As the spree kicked off, Fitzgerald found that "a fresh picture of life in America began to form before my eyes". However, in chapter seven, Gatsby is defeated in his goal to claim Daisy, proving he was foolish to accept and not question the tacit agreement in chapter five that he has finally won Daisy back.How can Gatsby be called Great Essay - The title of F Scott Fitzgerald’s novel ‘The Great Gatsby’ can be seen as incredibly ironic: not only can the ‘greatness’ of the eponymous character be vehemently contested, he is not even named ‘Gatsby’.
I have to write an essay discussing whether Gatsby is great or not. What I have so far is that he is great because he created a new identity for himself solely to achieve his dreams, he believed in the green light, and made his dreams into reality.
I need any help I can get. I need to include quotes from the book, and I need more details as. The Great Gatsby Essay: What Makes Jay Gatsby So Great? Especially interesting is the question of whether the protagonist even deserving of being called great or is the title ironical. Samuels (, p) claims that despite of the uselessness of his beginnings, Gatsby is great due to the intensity of his will.
The Great Gatsby; Study Questions; The Great Gatsby by: F.
Scott Fitzgerald Summary. Plot Overview Suggested Essay Topics; Sample A+ Essay; How to Cite This SparkNote; Table of Contents In reading and interpreting The Great Gatsby, it is at least as important to consider how characters think about symbols as it is to consider.
F Scott Fitzgerald's ultra-modernist novel about jazz-age America would be called The Great Gatsby, and one anonymous reviewer spoke for most of its first readers in describing it as "one of the.

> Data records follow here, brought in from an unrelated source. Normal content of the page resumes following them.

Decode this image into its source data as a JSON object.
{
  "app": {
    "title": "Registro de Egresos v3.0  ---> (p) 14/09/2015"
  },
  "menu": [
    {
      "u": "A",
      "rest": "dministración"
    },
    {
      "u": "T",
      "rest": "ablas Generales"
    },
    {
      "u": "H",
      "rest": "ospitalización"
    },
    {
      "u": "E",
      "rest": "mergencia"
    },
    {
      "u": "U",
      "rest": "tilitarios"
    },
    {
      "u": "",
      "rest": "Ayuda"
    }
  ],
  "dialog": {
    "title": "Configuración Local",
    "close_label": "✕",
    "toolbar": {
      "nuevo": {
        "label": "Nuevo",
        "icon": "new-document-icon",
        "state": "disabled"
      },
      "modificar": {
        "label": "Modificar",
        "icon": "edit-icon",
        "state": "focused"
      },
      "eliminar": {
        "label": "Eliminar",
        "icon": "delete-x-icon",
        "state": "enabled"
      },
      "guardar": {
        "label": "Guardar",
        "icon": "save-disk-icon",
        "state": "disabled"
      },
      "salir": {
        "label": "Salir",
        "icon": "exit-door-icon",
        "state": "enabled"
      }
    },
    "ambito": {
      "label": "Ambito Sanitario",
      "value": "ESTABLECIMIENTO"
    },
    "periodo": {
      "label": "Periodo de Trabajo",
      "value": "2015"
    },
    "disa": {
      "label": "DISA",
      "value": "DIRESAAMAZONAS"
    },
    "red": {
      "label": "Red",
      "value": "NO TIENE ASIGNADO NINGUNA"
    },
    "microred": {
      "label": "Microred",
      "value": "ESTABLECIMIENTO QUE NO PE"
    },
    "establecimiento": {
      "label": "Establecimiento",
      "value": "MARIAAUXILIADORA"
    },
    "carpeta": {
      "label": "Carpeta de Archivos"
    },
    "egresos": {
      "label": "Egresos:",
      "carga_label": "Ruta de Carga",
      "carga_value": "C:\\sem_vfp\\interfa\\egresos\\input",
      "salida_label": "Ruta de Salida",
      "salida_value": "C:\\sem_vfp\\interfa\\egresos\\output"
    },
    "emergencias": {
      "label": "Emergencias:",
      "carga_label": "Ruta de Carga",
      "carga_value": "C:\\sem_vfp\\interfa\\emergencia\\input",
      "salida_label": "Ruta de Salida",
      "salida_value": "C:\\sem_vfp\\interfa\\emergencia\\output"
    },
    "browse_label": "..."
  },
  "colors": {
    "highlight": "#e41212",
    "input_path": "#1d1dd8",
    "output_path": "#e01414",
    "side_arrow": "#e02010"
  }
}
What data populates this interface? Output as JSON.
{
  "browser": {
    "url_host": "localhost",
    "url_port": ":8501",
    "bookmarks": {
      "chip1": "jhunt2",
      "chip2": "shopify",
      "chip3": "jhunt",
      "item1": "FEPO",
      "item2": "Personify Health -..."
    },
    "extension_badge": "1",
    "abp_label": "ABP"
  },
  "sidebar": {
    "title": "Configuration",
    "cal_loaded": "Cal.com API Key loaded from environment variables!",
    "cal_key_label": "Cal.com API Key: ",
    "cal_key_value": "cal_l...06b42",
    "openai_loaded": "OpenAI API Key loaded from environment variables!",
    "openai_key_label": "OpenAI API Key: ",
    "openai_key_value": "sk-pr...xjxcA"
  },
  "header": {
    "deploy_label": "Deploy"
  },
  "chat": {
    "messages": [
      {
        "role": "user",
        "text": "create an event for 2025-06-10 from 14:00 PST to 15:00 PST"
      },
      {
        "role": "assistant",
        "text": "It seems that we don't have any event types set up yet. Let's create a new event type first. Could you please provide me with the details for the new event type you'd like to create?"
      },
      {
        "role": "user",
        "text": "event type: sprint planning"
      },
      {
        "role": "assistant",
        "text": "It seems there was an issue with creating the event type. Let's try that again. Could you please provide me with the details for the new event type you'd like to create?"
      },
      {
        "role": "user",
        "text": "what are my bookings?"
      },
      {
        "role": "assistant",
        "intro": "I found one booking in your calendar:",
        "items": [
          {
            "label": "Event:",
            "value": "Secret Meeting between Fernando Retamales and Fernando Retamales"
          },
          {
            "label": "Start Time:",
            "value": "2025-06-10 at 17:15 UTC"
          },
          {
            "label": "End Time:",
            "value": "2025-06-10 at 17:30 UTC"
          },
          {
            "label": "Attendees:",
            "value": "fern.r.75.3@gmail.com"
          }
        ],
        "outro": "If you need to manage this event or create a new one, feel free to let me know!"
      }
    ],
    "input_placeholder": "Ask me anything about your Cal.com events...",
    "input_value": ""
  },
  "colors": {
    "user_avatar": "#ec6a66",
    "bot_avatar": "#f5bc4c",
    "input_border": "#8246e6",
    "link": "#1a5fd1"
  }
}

Essay about How can Gatsby be called Great Words | 6 Pages Fitzgerald’s novel ‘The Great Gatsby’ can be seen as incredibly ironic: not only can the ‘greatness’ of the eponymous character be vehemently contested, he is not even named ‘Gatsby’.Download